Exercise requirements: What you return must match the records word for word, except that images are dropped.

═══

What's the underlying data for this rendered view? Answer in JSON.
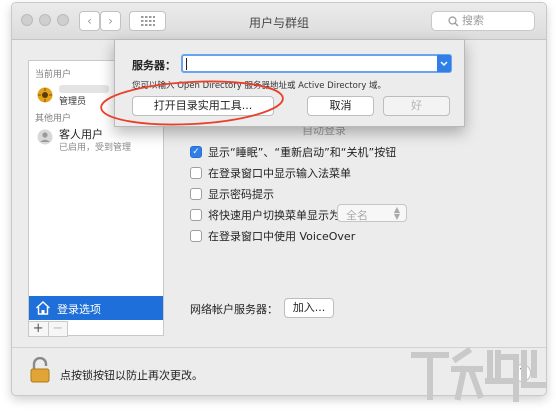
{
  "window": {
    "title": "用户与群组"
  },
  "search": {
    "placeholder": "搜索"
  },
  "sidebar": {
    "current_users_header": "当前用户",
    "current_user_role": "管理员",
    "other_users_header": "其他用户",
    "guest_name": "客人用户",
    "guest_status": "已启用，受到管理",
    "login_options_label": "登录选项",
    "add_symbol": "+",
    "remove_symbol": "−"
  },
  "sheet": {
    "server_label": "服务器：",
    "server_value": "",
    "hint": "您可以输入 Open Directory 服务器地址或 Active Directory 域。",
    "open_utility_label": "打开目录实用工具...",
    "cancel_label": "取消",
    "ok_label": "好"
  },
  "options": {
    "partial_hidden_text": "自动登录",
    "show_sleep_label": "显示“睡眠”、“重新启动”和“关机”按钮",
    "show_sleep_checked": true,
    "input_menu_label": "在登录窗口中显示输入法菜单",
    "password_hint_label": "显示密码提示",
    "fast_switch_label": "将快速用户切换菜单显示为",
    "fast_switch_value": "全名",
    "voiceover_label": "在登录窗口中使用 VoiceOver"
  },
  "network": {
    "label": "网络帐户服务器：",
    "join_label": "加入..."
  },
  "footer": {
    "lock_text": "点按锁按钮以防止再次更改。",
    "help_symbol": "?"
  },
  "colors": {
    "accent": "#2f7fe6",
    "annotation": "#e8402a",
    "sidebar_selected": "#1e6fd9"
  },
  "icons": [
    "back-icon",
    "forward-icon",
    "grid-icon",
    "search-icon",
    "user-avatar-icon",
    "guest-user-icon",
    "house-icon",
    "lock-icon",
    "help-icon",
    "dropdown-chevron-icon"
  ]
}
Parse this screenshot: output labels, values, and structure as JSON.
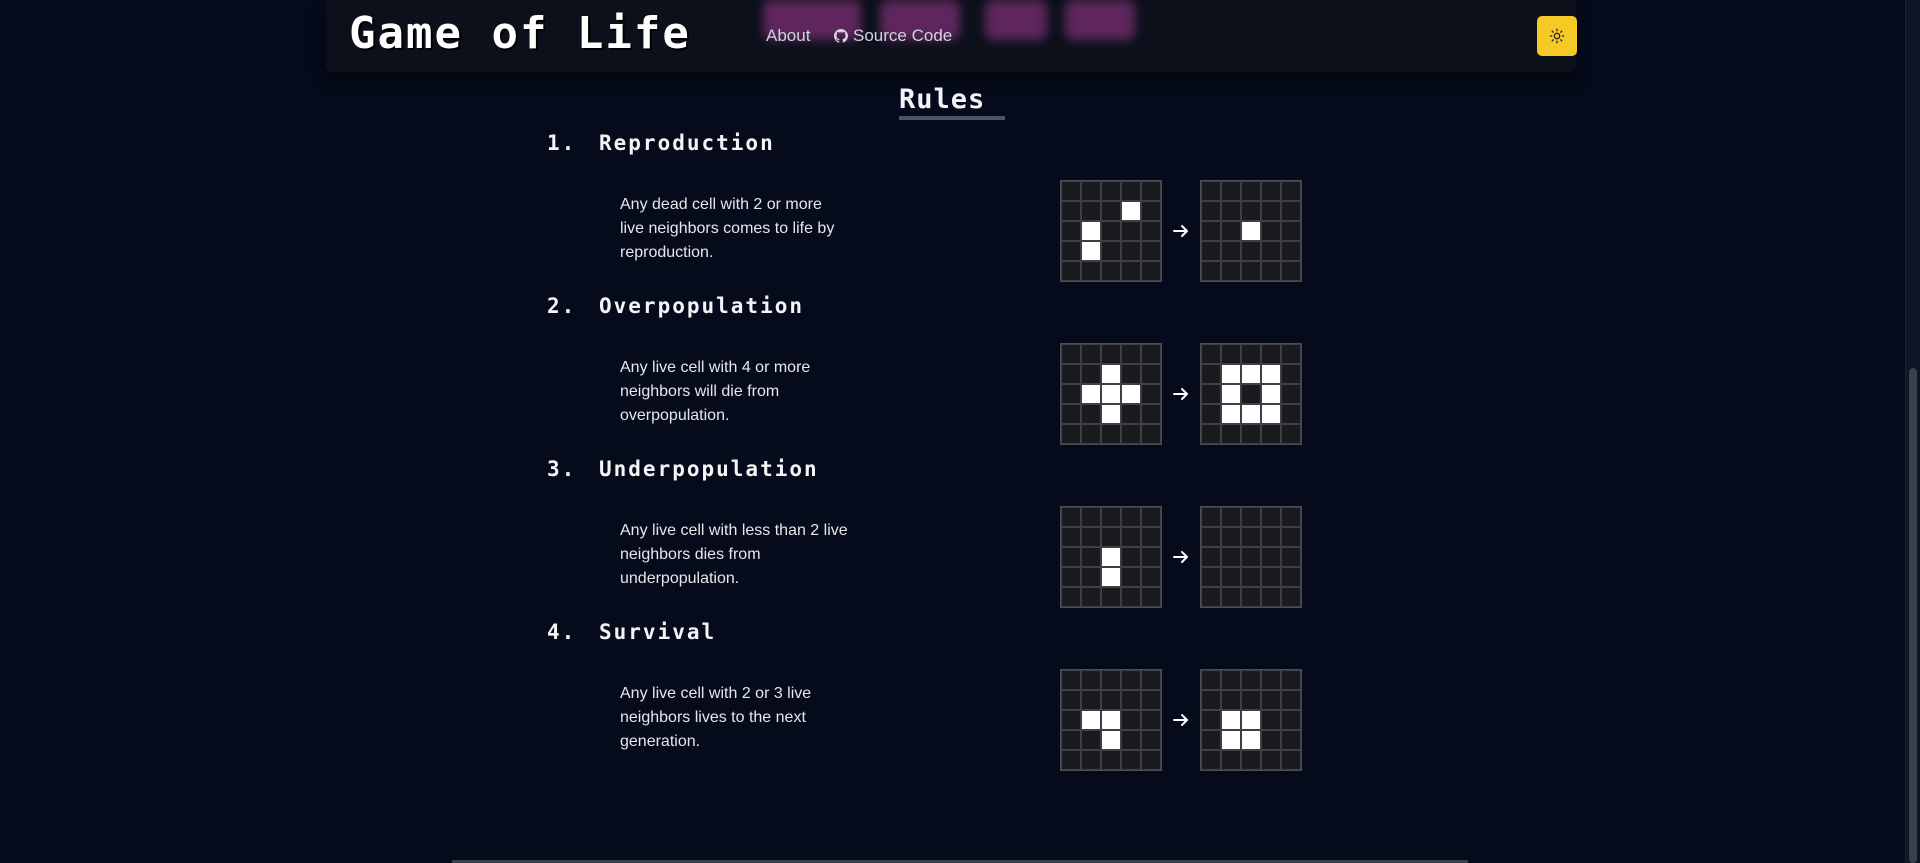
{
  "header": {
    "brand": "Game of Life",
    "nav": [
      {
        "label": "About"
      },
      {
        "label": "Source Code",
        "icon": "github-icon"
      }
    ],
    "theme_toggle_icon": "sun-icon",
    "accent": "#f6c926"
  },
  "rules": {
    "title": "Rules",
    "items": [
      {
        "number": "1.",
        "name": "Reproduction",
        "description": "Any dead cell with 2 or more live neighbors comes to life by reproduction.",
        "before": [
          [
            0,
            0,
            0,
            0,
            0
          ],
          [
            0,
            0,
            0,
            1,
            0
          ],
          [
            0,
            1,
            0,
            0,
            0
          ],
          [
            0,
            1,
            0,
            0,
            0
          ],
          [
            0,
            0,
            0,
            0,
            0
          ]
        ],
        "after": [
          [
            0,
            0,
            0,
            0,
            0
          ],
          [
            0,
            0,
            0,
            0,
            0
          ],
          [
            0,
            0,
            1,
            0,
            0
          ],
          [
            0,
            0,
            0,
            0,
            0
          ],
          [
            0,
            0,
            0,
            0,
            0
          ]
        ]
      },
      {
        "number": "2.",
        "name": "Overpopulation",
        "description": "Any live cell with 4 or more neighbors will die from overpopulation.",
        "before": [
          [
            0,
            0,
            0,
            0,
            0
          ],
          [
            0,
            0,
            1,
            0,
            0
          ],
          [
            0,
            1,
            1,
            1,
            0
          ],
          [
            0,
            0,
            1,
            0,
            0
          ],
          [
            0,
            0,
            0,
            0,
            0
          ]
        ],
        "after": [
          [
            0,
            0,
            0,
            0,
            0
          ],
          [
            0,
            1,
            1,
            1,
            0
          ],
          [
            0,
            1,
            0,
            1,
            0
          ],
          [
            0,
            1,
            1,
            1,
            0
          ],
          [
            0,
            0,
            0,
            0,
            0
          ]
        ]
      },
      {
        "number": "3.",
        "name": "Underpopulation",
        "description": "Any live cell with less than 2 live neighbors dies from underpopulation.",
        "before": [
          [
            0,
            0,
            0,
            0,
            0
          ],
          [
            0,
            0,
            0,
            0,
            0
          ],
          [
            0,
            0,
            1,
            0,
            0
          ],
          [
            0,
            0,
            1,
            0,
            0
          ],
          [
            0,
            0,
            0,
            0,
            0
          ]
        ],
        "after": [
          [
            0,
            0,
            0,
            0,
            0
          ],
          [
            0,
            0,
            0,
            0,
            0
          ],
          [
            0,
            0,
            0,
            0,
            0
          ],
          [
            0,
            0,
            0,
            0,
            0
          ],
          [
            0,
            0,
            0,
            0,
            0
          ]
        ]
      },
      {
        "number": "4.",
        "name": "Survival",
        "description": "Any live cell with 2 or 3 live neighbors lives to the next generation.",
        "before": [
          [
            0,
            0,
            0,
            0,
            0
          ],
          [
            0,
            0,
            0,
            0,
            0
          ],
          [
            0,
            1,
            1,
            0,
            0
          ],
          [
            0,
            0,
            1,
            0,
            0
          ],
          [
            0,
            0,
            0,
            0,
            0
          ]
        ],
        "after": [
          [
            0,
            0,
            0,
            0,
            0
          ],
          [
            0,
            0,
            0,
            0,
            0
          ],
          [
            0,
            1,
            1,
            0,
            0
          ],
          [
            0,
            1,
            1,
            0,
            0
          ],
          [
            0,
            0,
            0,
            0,
            0
          ]
        ]
      }
    ]
  }
}
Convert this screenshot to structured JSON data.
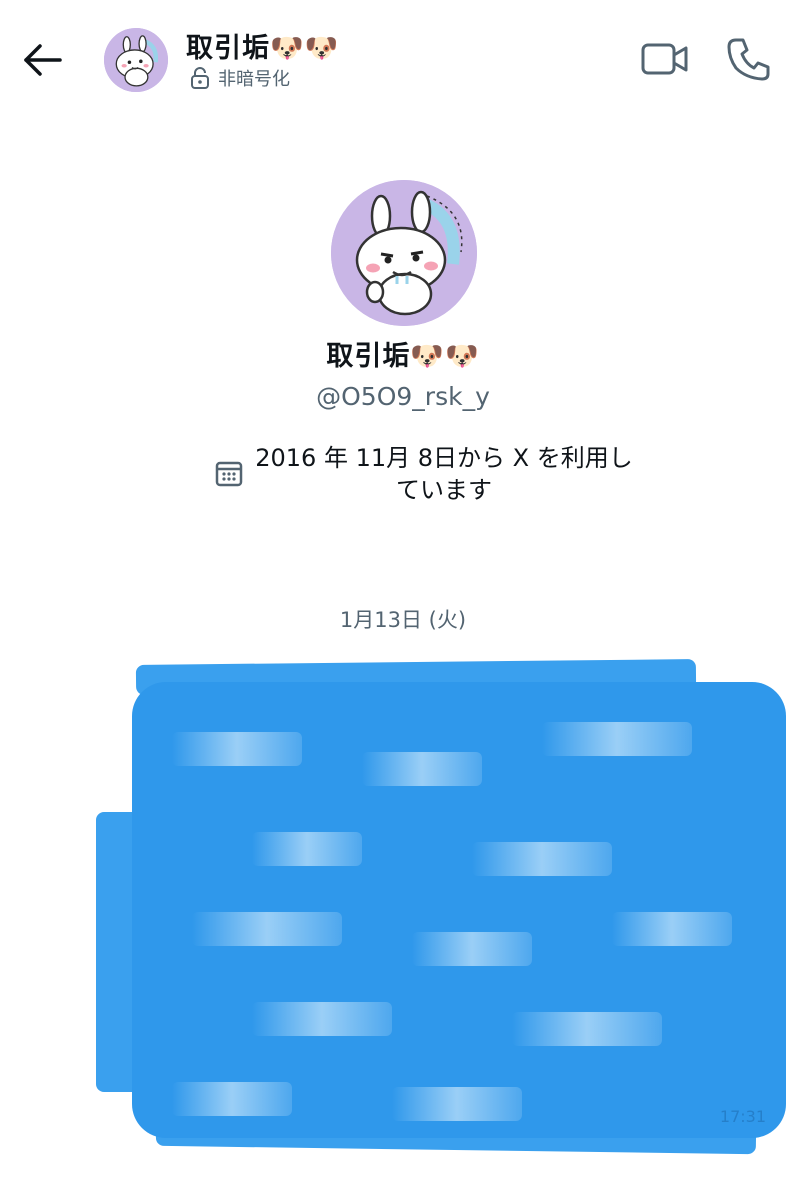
{
  "header": {
    "title": "取引垢🐶🐶",
    "encryption_label": "非暗号化",
    "icons": {
      "back": "arrow-left-icon",
      "lock": "unlock-icon",
      "video": "video-camera-icon",
      "call": "phone-icon"
    }
  },
  "profile": {
    "name": "取引垢🐶🐶",
    "handle": "@O5O9_rsk_y",
    "joined": "2016 年 11月 8日から X を利用しています"
  },
  "conversation": {
    "date_separator": "1月13日 (火)",
    "message_time": "17:31"
  },
  "colors": {
    "accent": "#1d9bf0",
    "redaction_blue": "#2f98eb",
    "avatar_bg": "#c9b6e6",
    "secondary_text": "#536471"
  }
}
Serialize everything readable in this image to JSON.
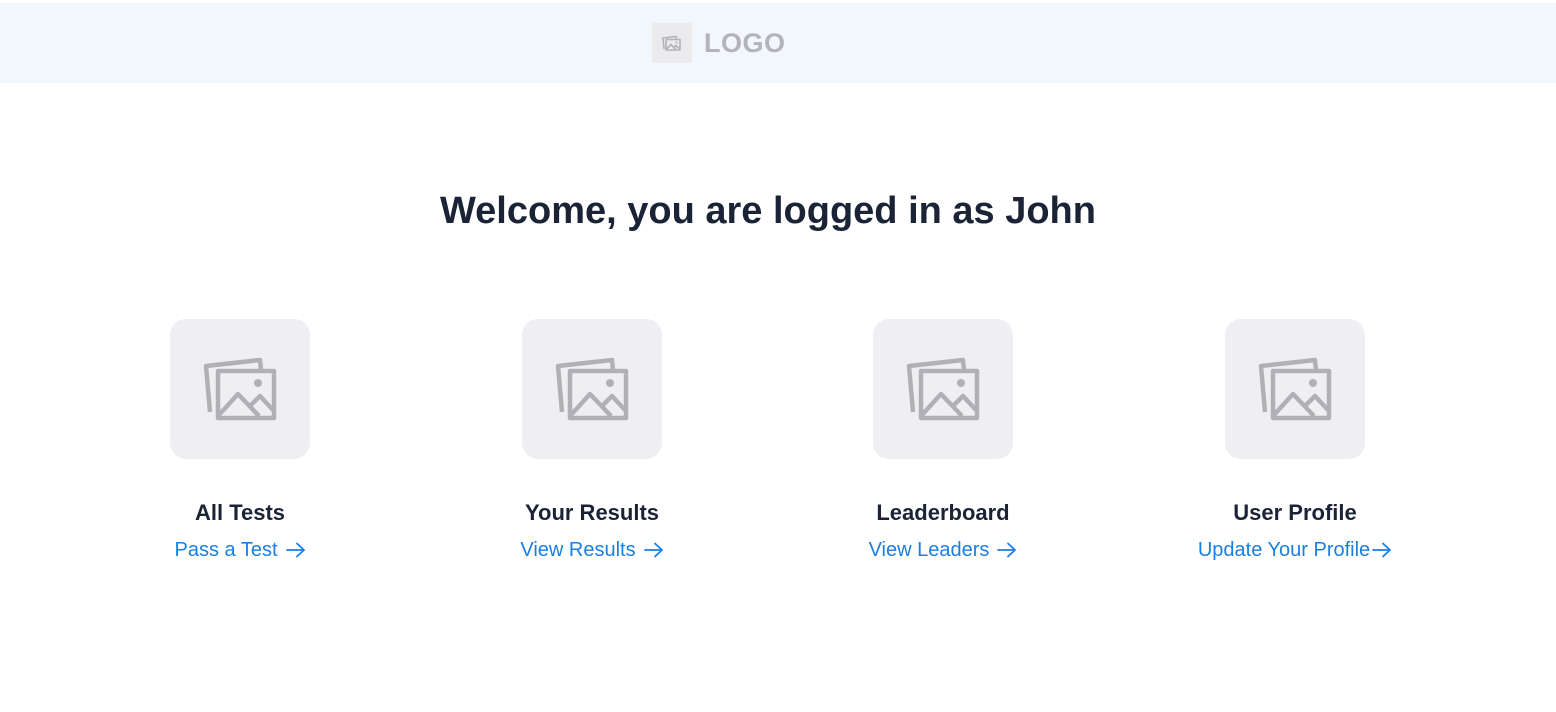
{
  "header": {
    "logo_icon": "image-icon",
    "logo_text": "LOGO",
    "background": "#f2f7fe"
  },
  "main": {
    "welcome": "Welcome, you are logged in as John"
  },
  "cards": [
    {
      "icon": "image-gallery-icon",
      "title": "All Tests",
      "link": "Pass a Test"
    },
    {
      "icon": "image-gallery-icon",
      "title": "Your Results",
      "link": "View Results"
    },
    {
      "icon": "image-gallery-icon",
      "title": "Leaderboard",
      "link": "View Leaders"
    },
    {
      "icon": "image-gallery-icon",
      "title": "User Profile",
      "link": "Update Your Profile"
    }
  ],
  "colors": {
    "heading": "#1b2336",
    "link": "#1a7fe0",
    "placeholder_bg": "#efeff3",
    "placeholder_icon": "#b0b0b6"
  }
}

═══

Finished task:
What's the underlying data for this rendered view? Answer in JSON.
{
  "window": {
    "title": "用户与群组"
  },
  "search": {
    "placeholder": "搜索"
  },
  "sidebar": {
    "current_users_header": "当前用户",
    "current_user_role": "管理员",
    "other_users_header": "其他用户",
    "guest_name": "客人用户",
    "guest_status": "已启用，受到管理",
    "login_options_label": "登录选项",
    "add_symbol": "+",
    "remove_symbol": "−"
  },
  "sheet": {
    "server_label": "服务器：",
    "server_value": "",
    "hint": "您可以输入 Open Directory 服务器地址或 Active Directory 域。",
    "open_utility_label": "打开目录实用工具...",
    "cancel_label": "取消",
    "ok_label": "好"
  },
  "options": {
    "partial_hidden_text": "自动登录",
    "show_sleep_label": "显示“睡眠”、“重新启动”和“关机”按钮",
    "show_sleep_checked": true,
    "input_menu_label": "在登录窗口中显示输入法菜单",
    "password_hint_label": "显示密码提示",
    "fast_switch_label": "将快速用户切换菜单显示为",
    "fast_switch_value": "全名",
    "voiceover_label": "在登录窗口中使用 VoiceOver"
  },
  "network": {
    "label": "网络帐户服务器：",
    "join_label": "加入..."
  },
  "footer": {
    "lock_text": "点按锁按钮以防止再次更改。",
    "help_symbol": "?"
  },
  "colors": {
    "accent": "#2f7fe6",
    "annotation": "#e8402a",
    "sidebar_selected": "#1e6fd9"
  },
  "icons": [
    "back-icon",
    "forward-icon",
    "grid-icon",
    "search-icon",
    "user-avatar-icon",
    "guest-user-icon",
    "house-icon",
    "lock-icon",
    "help-icon",
    "dropdown-chevron-icon"
  ]
}
Parse this screenshot: output labels, values, and structure as JSON.
{
  "header": {
    "brand": "Game of Life",
    "nav": [
      {
        "label": "About"
      },
      {
        "label": "Source Code",
        "icon": "github-icon"
      }
    ],
    "theme_toggle_icon": "sun-icon",
    "accent": "#f6c926"
  },
  "rules": {
    "title": "Rules",
    "items": [
      {
        "number": "1.",
        "name": "Reproduction",
        "description": "Any dead cell with 2 or more live neighbors comes to life by reproduction.",
        "before": [
          [
            0,
            0,
            0,
            0,
            0
          ],
          [
            0,
            0,
            0,
            1,
            0
          ],
          [
            0,
            1,
            0,
            0,
            0
          ],
          [
            0,
            1,
            0,
            0,
            0
          ],
          [
            0,
            0,
            0,
            0,
            0
          ]
        ],
        "after": [
          [
            0,
            0,
            0,
            0,
            0
          ],
          [
            0,
            0,
            0,
            0,
            0
          ],
          [
            0,
            0,
            1,
            0,
            0
          ],
          [
            0,
            0,
            0,
            0,
            0
          ],
          [
            0,
            0,
            0,
            0,
            0
          ]
        ]
      },
      {
        "number": "2.",
        "name": "Overpopulation",
        "description": "Any live cell with 4 or more neighbors will die from overpopulation.",
        "before": [
          [
            0,
            0,
            0,
            0,
            0
          ],
          [
            0,
            0,
            1,
            0,
            0
          ],
          [
            0,
            1,
            1,
            1,
            0
          ],
          [
            0,
            0,
            1,
            0,
            0
          ],
          [
            0,
            0,
            0,
            0,
            0
          ]
        ],
        "after": [
          [
            0,
            0,
            0,
            0,
            0
          ],
          [
            0,
            1,
            1,
            1,
            0
          ],
          [
            0,
            1,
            0,
            1,
            0
          ],
          [
            0,
            1,
            1,
            1,
            0
          ],
          [
            0,
            0,
            0,
            0,
            0
          ]
        ]
      },
      {
        "number": "3.",
        "name": "Underpopulation",
        "description": "Any live cell with less than 2 live neighbors dies from underpopulation.",
        "before": [
          [
            0,
            0,
            0,
            0,
            0
          ],
          [
            0,
            0,
            0,
            0,
            0
          ],
          [
            0,
            0,
            1,
            0,
            0
          ],
          [
            0,
            0,
            1,
            0,
            0
          ],
          [
            0,
            0,
            0,
            0,
            0
          ]
        ],
        "after": [
          [
            0,
            0,
            0,
            0,
            0
          ],
          [
            0,
            0,
            0,
            0,
            0
          ],
          [
            0,
            0,
            0,
            0,
            0
          ],
          [
            0,
            0,
            0,
            0,
            0
          ],
          [
            0,
            0,
            0,
            0,
            0
          ]
        ]
      },
      {
        "number": "4.",
        "name": "Survival",
        "description": "Any live cell with 2 or 3 live neighbors lives to the next generation.",
        "before": [
          [
            0,
            0,
            0,
            0,
            0
          ],
          [
            0,
            0,
            0,
            0,
            0
          ],
          [
            0,
            1,
            1,
            0,
            0
          ],
          [
            0,
            0,
            1,
            0,
            0
          ],
          [
            0,
            0,
            0,
            0,
            0
          ]
        ],
        "after": [
          [
            0,
            0,
            0,
            0,
            0
          ],
          [
            0,
            0,
            0,
            0,
            0
          ],
          [
            0,
            1,
            1,
            0,
            0
          ],
          [
            0,
            1,
            1,
            0,
            0
          ],
          [
            0,
            0,
            0,
            0,
            0
          ]
        ]
      }
    ]
  }
}
Convert this screenshot to structured JSON data.
{
  "header": {
    "title": "取引垢🐶🐶",
    "encryption_label": "非暗号化",
    "icons": {
      "back": "arrow-left-icon",
      "lock": "unlock-icon",
      "video": "video-camera-icon",
      "call": "phone-icon"
    }
  },
  "profile": {
    "name": "取引垢🐶🐶",
    "handle": "@O5O9_rsk_y",
    "joined": "2016 年 11月 8日から X を利用しています"
  },
  "conversation": {
    "date_separator": "1月13日 (火)",
    "message_time": "17:31"
  },
  "colors": {
    "accent": "#1d9bf0",
    "redaction_blue": "#2f98eb",
    "avatar_bg": "#c9b6e6",
    "secondary_text": "#536471"
  }
}
Serialize everything readable in this image to JSON.
{
  "header": {
    "logo_icon": "image-icon",
    "logo_text": "LOGO",
    "background": "#f2f7fe"
  },
  "main": {
    "welcome": "Welcome, you are logged in as John"
  },
  "cards": [
    {
      "icon": "image-gallery-icon",
      "title": "All Tests",
      "link": "Pass a Test"
    },
    {
      "icon": "image-gallery-icon",
      "title": "Your Results",
      "link": "View Results"
    },
    {
      "icon": "image-gallery-icon",
      "title": "Leaderboard",
      "link": "View Leaders"
    },
    {
      "icon": "image-gallery-icon",
      "title": "User Profile",
      "link": "Update Your Profile"
    }
  ],
  "colors": {
    "heading": "#1b2336",
    "link": "#1a7fe0",
    "placeholder_bg": "#efeff3",
    "placeholder_icon": "#b0b0b6"
  }
}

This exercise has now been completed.